- Maximum bandwidth.
- Maximum I/O response time.
All the tests where measured with system performance indicators and with voice quality, having real calls with music on hold on the carrier end in order to determine if audio suffered quality issues of any kind (packet loss, jitter, etc.)
All the metrics were gathered with Grafana and influxDB. This tool gave us the possibility to track all the information almost in real time from various aspects, all synchronized on the same timeline.
Calls per second.
The test was intended to measure how many calls per second could be made depending on the hardware configuration.
Based on the information generated, we could determine that the best performance was achieved with the configuration of the scenario 3, as it had a decent amount of simultaneous calls generated by the same dialer.
Maximum dialer calls.
The test was intended to measure the maximum amount of calls a dialer can handle at the same time, without compromising quality and stability of the system.
Here we can conclude that the hardware increase let the dialer generate a larger amount of simultaneous calls without compromising the system at any point.
In this case, we collected information from the operating system to follow the behavior of the overall system and detect bottle necks of any kind.
In any of the scenarios we let the load be higher than the 80% of the total cores with a view to preserve stability, also CPU utilization based on idle CPU on the pack processing stage.
Other items were taken into consideration because there are bottle necks both in hardware and networking infrastructure, so we have measured i/o time and maximum bandwidth utilization.
We´ve noticed that when most calls are made regarding on the hardware, the load queue was increasing exponentially being the scenario 2 the most stable of all.
The use of processor in all the tests was very similar without having peaks or instable processor usage, noticing a smooth increase on the usage up to a stabilization stage when max dialing.
In this measurement, we didn’t notice any different behavior being related directly to the amount of calls generated.

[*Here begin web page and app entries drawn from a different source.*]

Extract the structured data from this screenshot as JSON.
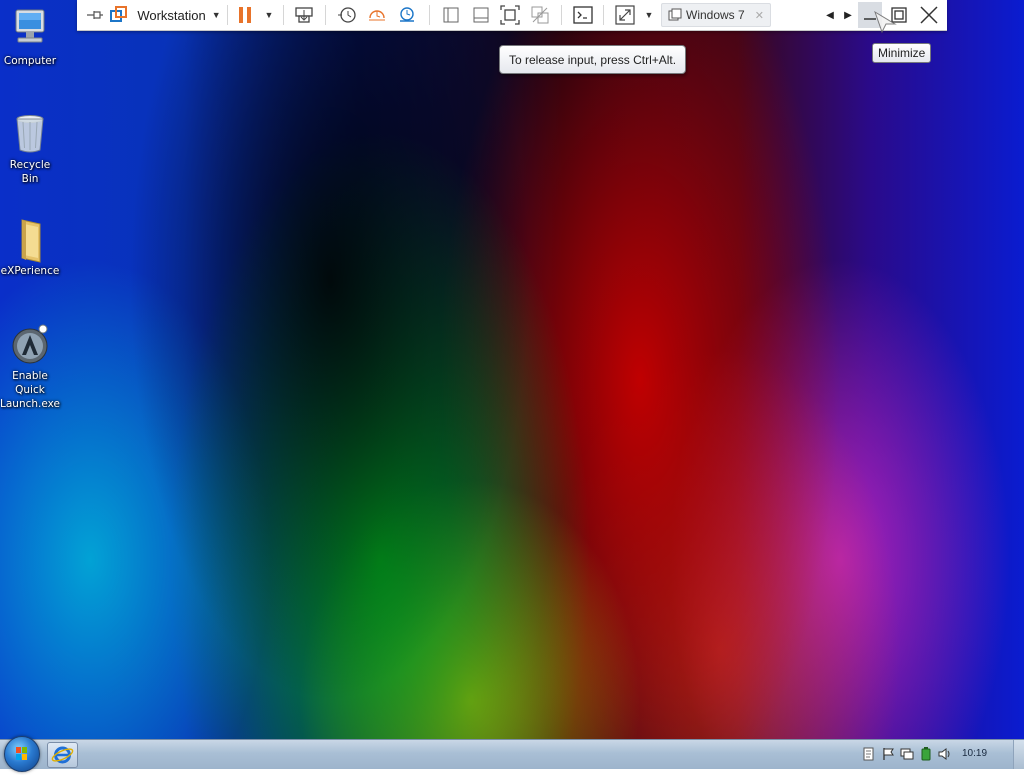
{
  "desktop": {
    "icons": [
      {
        "label": "Computer"
      },
      {
        "label": "Recycle Bin"
      },
      {
        "label": "eXPerience"
      },
      {
        "label": "Enable Quick Launch.exe"
      }
    ]
  },
  "vmware_toolbar": {
    "menu_label": "Workstation",
    "vm_tab_label": "Windows 7",
    "icons": [
      "pin-icon",
      "vmware-logo-icon",
      "pause-icon",
      "send-keys-icon",
      "snapshot-icon",
      "revert-snapshot-icon",
      "snapshot-manager-icon",
      "console-view-icon",
      "thumbnail-view-icon",
      "full-screen-icon",
      "unity-icon",
      "terminal-icon",
      "stretch-icon",
      "minimize-icon",
      "restore-icon",
      "close-icon"
    ]
  },
  "tooltips": {
    "release_input": "To release input, press Ctrl+Alt.",
    "minimize": "Minimize"
  },
  "taskbar": {
    "clock": "10:19",
    "tray_icons": [
      "action-center-icon",
      "flag-icon",
      "network-icon",
      "battery-icon",
      "volume-icon"
    ]
  },
  "colors": {
    "toolbar_accent": "#e8732a",
    "vmware_blue": "#1c76c8",
    "taskbar": "#b0c4d8"
  }
}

In none of the scenarios we noticed data loss between server and carrier, generating a constant data flow.
In contrast with the increase of resources of each instance for scenarios, we didn’t change the storage throughput and maximum requests, in order to see the real performance increase on the same hardware (in this case SSD persistent storage).
The maximum i/o response time was during the peak recording storage in the end of scenario 4 testing, where most calls were generated. In the previous tests, the i/o response times where constant. As all the calls duration was 4 minutes we have many calls hanging up at the same time.
uContact is able to generate almost 270 calls per second, have dialers that can handle up to 5,500 simultaneous calls without performance issues and much more. It is your turn to check it out for yourself. What are you waiting for? Request a live demo now.